Task prompt =>
When the word "JSON" shows up in a line of the data below, copy that whole line.

Collection entries:
§

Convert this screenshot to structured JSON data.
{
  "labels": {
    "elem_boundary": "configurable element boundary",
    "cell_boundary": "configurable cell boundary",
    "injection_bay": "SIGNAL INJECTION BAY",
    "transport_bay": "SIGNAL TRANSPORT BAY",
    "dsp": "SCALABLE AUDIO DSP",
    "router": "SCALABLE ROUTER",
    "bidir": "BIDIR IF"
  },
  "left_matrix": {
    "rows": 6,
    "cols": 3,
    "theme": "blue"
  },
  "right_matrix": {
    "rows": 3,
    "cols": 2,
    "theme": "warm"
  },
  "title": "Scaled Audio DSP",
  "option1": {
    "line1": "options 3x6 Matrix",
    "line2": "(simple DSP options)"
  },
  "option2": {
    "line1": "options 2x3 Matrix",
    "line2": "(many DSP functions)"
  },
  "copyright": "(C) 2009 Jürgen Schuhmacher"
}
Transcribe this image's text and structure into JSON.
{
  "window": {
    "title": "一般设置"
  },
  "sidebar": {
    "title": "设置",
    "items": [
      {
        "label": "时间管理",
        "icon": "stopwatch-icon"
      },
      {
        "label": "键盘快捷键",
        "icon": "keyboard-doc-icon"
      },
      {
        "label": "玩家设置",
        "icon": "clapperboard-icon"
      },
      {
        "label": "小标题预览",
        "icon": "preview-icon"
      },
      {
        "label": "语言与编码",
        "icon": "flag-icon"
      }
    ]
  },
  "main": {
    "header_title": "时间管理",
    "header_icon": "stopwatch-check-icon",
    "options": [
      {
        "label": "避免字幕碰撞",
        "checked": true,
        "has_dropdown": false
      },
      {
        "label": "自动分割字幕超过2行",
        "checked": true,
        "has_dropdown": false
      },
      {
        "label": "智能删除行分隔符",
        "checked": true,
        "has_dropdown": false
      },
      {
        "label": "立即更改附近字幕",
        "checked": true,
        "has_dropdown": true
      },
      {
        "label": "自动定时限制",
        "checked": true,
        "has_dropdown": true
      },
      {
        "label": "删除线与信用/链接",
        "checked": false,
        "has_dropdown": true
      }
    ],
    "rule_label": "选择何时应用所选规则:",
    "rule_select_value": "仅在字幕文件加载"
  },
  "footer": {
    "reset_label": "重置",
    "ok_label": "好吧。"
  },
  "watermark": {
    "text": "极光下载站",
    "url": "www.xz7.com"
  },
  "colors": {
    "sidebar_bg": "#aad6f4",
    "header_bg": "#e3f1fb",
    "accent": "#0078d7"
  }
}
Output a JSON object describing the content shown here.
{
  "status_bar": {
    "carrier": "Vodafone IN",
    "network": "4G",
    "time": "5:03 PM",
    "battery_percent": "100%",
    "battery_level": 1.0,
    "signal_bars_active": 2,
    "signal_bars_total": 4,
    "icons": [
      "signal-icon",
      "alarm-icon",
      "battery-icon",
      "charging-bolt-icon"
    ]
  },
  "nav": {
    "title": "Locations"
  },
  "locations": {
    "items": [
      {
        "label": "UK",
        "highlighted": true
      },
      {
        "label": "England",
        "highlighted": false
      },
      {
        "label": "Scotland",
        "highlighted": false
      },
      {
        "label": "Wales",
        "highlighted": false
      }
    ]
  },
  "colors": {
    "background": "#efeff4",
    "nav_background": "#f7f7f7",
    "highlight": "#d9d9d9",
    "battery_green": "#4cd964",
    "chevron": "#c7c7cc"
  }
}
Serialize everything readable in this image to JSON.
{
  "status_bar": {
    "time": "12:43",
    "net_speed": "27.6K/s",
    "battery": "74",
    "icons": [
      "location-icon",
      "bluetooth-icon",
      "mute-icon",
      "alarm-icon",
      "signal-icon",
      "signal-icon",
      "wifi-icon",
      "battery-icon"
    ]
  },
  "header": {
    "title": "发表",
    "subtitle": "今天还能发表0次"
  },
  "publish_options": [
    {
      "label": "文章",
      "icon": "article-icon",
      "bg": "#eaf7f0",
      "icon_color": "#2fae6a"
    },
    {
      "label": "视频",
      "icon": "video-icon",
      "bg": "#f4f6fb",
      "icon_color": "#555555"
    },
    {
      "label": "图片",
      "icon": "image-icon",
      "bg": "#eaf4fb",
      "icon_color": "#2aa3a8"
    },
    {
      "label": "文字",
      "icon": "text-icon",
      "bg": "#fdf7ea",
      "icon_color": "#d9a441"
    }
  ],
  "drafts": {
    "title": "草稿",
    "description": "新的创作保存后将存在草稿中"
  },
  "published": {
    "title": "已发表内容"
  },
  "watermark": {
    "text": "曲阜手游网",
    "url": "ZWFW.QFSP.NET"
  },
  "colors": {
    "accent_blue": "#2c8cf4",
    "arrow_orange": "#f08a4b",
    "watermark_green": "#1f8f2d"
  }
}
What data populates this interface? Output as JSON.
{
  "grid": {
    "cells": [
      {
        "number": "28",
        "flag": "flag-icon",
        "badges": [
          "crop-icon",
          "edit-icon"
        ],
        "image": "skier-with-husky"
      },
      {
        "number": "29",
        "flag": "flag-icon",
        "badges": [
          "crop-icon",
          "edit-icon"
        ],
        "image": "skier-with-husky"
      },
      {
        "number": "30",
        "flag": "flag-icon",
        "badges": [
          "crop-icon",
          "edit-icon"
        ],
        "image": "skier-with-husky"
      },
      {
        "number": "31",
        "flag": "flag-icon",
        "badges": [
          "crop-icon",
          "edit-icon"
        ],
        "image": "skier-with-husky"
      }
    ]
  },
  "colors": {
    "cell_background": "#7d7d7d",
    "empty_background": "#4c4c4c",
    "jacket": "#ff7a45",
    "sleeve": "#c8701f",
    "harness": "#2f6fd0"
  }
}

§

Answer below =>
Convert this screenshot to structured JSON data.
Transcribe this image's text and structure into JSON.
Output a JSON object describing the content shown here.
Serialize everything readable in this image to JSON.
What data populates this interface? Output as JSON.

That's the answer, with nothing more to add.